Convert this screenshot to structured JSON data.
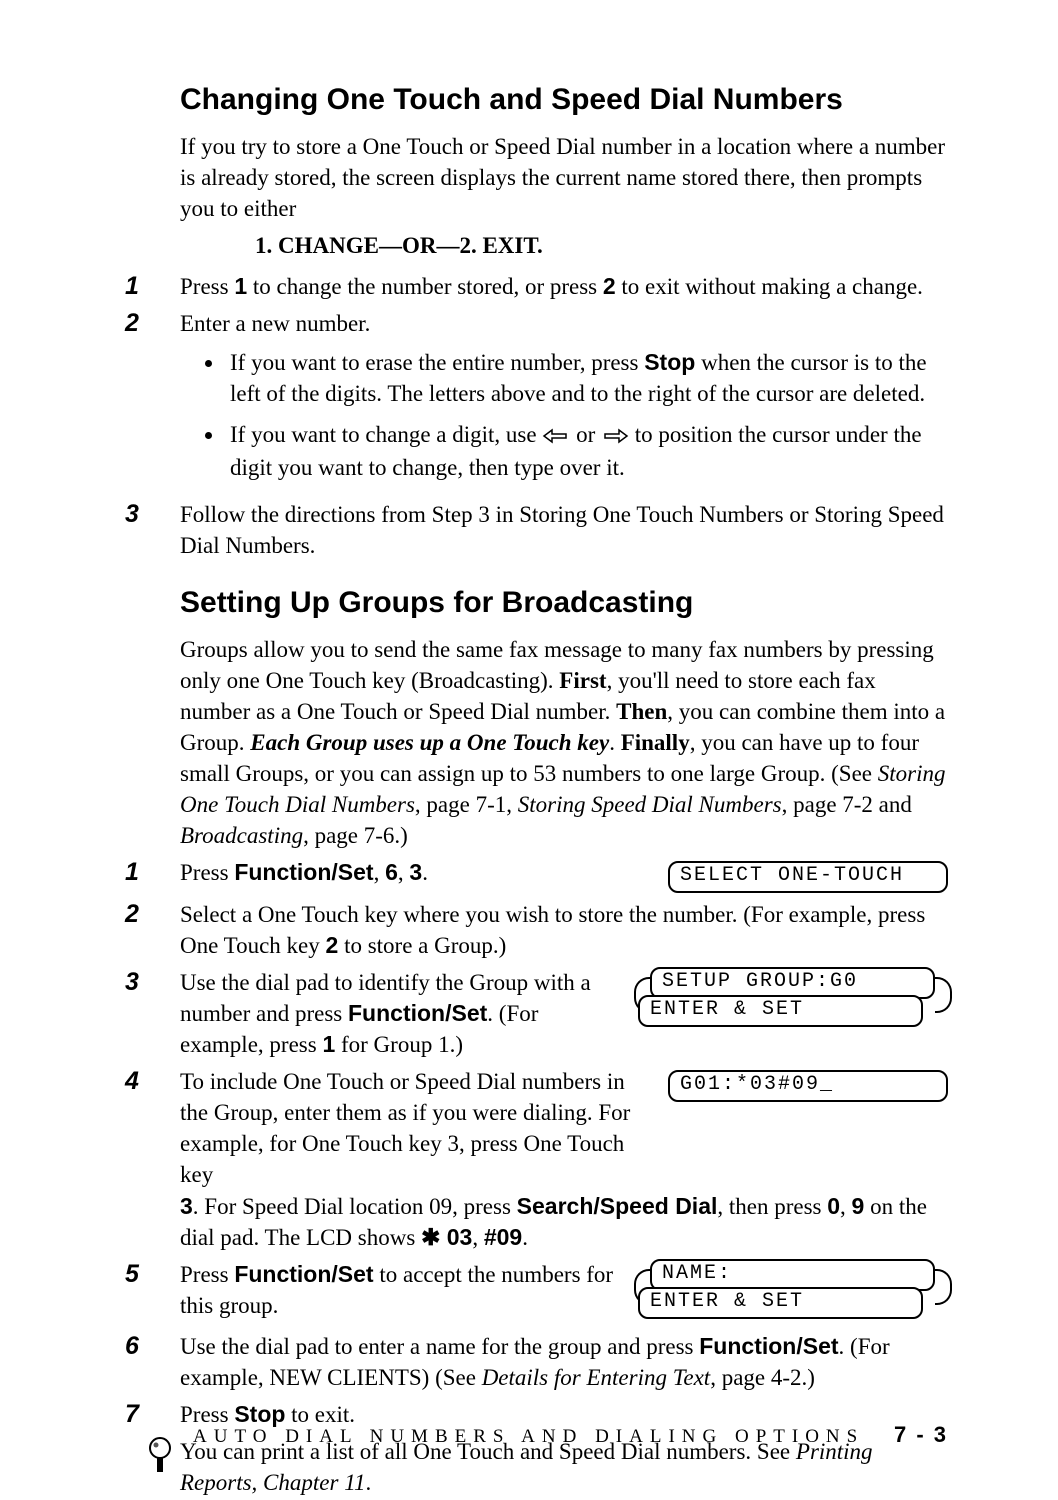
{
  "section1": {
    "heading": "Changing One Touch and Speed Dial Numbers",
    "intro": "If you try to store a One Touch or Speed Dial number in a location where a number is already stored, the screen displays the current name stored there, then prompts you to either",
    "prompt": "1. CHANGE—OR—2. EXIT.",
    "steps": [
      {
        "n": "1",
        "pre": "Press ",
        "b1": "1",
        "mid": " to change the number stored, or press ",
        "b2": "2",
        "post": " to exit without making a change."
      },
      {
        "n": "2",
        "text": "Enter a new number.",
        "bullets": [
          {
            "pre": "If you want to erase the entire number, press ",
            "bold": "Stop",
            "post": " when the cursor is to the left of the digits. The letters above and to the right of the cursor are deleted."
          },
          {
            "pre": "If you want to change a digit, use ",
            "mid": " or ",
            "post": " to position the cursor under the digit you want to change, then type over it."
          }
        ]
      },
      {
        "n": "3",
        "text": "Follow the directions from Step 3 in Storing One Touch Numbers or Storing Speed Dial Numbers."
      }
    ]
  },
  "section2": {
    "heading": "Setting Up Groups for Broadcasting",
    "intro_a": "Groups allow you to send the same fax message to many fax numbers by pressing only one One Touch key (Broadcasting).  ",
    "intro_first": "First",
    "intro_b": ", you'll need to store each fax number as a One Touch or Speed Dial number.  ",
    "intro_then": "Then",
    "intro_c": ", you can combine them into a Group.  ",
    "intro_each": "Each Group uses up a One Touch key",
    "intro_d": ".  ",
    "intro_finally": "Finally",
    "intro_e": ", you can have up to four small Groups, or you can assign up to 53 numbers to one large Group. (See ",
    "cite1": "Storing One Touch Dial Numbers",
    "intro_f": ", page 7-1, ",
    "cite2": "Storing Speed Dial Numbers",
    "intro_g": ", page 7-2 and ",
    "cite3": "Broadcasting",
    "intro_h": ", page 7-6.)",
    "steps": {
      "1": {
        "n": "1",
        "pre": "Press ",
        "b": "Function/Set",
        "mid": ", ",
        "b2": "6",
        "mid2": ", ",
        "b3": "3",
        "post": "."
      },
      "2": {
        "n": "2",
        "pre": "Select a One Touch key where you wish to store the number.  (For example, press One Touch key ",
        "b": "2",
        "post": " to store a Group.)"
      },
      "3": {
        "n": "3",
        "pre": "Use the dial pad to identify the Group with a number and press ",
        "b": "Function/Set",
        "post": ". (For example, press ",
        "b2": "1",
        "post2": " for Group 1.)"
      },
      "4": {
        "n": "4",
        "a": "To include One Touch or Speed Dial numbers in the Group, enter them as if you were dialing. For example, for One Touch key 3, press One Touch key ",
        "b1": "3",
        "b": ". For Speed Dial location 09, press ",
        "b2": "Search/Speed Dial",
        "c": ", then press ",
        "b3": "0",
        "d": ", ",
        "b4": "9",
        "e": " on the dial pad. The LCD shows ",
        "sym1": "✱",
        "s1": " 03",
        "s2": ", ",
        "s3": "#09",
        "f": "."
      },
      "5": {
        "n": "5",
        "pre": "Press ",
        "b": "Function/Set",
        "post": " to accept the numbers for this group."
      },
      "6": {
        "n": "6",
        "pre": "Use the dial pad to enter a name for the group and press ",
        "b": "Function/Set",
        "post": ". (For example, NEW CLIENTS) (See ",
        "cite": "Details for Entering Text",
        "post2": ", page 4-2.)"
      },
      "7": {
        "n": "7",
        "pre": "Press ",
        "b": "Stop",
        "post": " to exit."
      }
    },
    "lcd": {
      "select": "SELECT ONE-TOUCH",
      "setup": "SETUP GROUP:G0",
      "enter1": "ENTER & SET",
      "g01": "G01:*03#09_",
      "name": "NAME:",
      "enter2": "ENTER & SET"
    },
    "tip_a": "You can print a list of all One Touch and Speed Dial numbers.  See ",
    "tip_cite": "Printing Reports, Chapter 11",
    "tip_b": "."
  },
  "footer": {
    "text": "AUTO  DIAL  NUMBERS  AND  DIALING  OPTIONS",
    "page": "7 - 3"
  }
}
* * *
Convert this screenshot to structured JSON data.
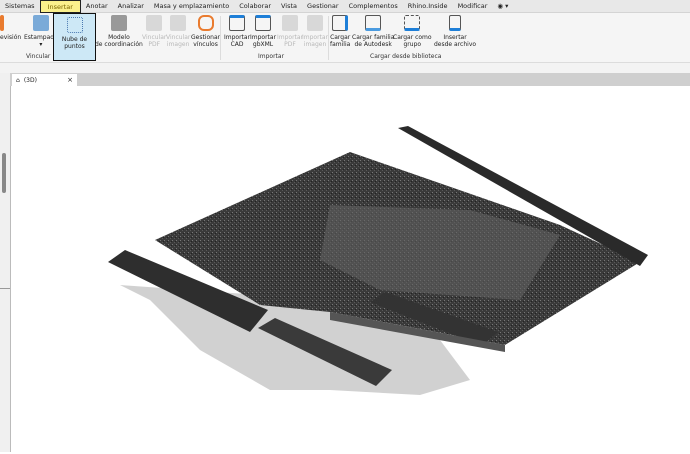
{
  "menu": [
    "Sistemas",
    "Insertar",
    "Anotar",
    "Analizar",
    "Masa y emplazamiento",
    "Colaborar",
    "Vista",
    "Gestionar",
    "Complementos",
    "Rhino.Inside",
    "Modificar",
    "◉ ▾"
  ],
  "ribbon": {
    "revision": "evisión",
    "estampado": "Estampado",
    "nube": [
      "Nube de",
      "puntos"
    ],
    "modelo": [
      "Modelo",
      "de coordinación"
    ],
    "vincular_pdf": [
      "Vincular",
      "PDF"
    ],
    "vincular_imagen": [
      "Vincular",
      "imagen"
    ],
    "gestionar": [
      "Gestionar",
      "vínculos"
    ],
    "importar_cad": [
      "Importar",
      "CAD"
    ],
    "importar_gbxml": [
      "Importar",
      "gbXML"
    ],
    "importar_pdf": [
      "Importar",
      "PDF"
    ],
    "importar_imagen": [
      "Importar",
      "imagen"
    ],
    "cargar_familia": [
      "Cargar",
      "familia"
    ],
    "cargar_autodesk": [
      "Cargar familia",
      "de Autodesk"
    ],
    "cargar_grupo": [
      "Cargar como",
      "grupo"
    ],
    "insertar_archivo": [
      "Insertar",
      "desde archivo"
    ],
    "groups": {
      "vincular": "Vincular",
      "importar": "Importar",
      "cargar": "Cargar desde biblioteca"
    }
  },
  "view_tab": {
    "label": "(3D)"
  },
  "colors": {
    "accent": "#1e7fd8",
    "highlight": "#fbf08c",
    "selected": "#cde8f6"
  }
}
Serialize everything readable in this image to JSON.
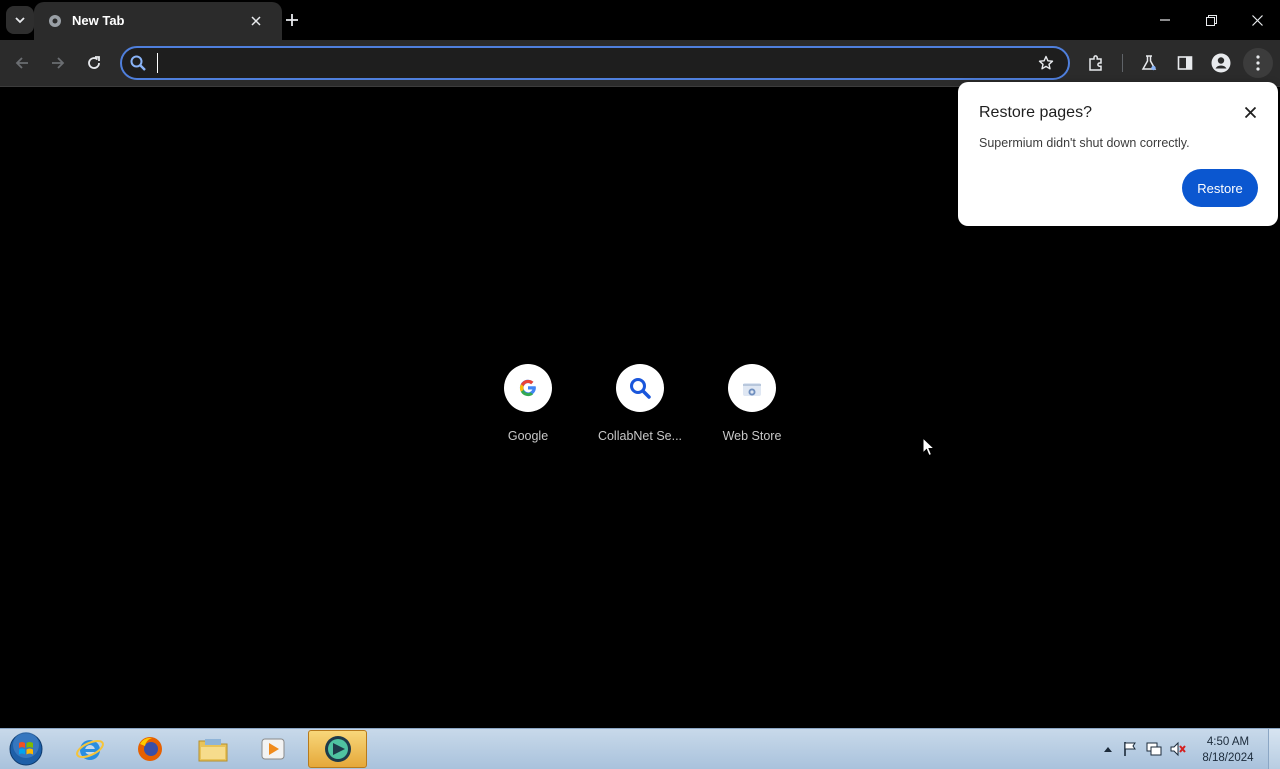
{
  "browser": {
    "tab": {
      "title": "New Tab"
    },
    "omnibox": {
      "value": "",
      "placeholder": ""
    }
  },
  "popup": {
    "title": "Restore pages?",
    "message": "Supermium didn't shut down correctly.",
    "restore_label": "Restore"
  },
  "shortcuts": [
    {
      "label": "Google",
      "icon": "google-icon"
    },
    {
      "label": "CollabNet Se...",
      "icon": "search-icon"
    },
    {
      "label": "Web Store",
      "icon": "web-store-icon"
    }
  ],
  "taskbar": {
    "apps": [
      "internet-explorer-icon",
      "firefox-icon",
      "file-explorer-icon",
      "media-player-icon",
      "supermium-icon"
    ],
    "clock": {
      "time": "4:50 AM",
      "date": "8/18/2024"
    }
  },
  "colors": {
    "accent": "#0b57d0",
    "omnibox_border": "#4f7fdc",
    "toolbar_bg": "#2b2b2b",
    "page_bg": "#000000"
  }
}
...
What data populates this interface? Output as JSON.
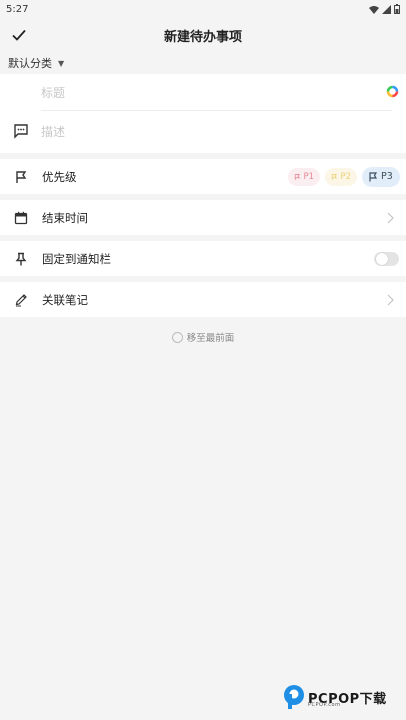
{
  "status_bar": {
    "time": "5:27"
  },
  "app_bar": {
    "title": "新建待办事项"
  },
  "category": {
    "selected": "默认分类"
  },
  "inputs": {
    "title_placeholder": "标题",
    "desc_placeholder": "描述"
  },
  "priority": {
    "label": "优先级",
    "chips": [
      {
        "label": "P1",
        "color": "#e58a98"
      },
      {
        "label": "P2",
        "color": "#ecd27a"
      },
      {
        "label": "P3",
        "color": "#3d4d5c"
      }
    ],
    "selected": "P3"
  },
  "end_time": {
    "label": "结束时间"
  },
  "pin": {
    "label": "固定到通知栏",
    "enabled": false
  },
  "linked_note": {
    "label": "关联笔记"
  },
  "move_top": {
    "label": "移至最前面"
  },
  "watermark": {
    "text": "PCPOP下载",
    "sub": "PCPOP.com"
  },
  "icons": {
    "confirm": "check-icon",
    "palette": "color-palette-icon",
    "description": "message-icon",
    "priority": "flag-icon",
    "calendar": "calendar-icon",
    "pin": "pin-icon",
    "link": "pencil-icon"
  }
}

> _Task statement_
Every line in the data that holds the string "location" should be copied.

> _Answer area_
    "intro": "If you try to store a One Touch or Speed Dial number in a location where a number is already stored, the screen displays the current name stored there, then prompts you to either",
        "b": ". For Speed Dial location 09, press ",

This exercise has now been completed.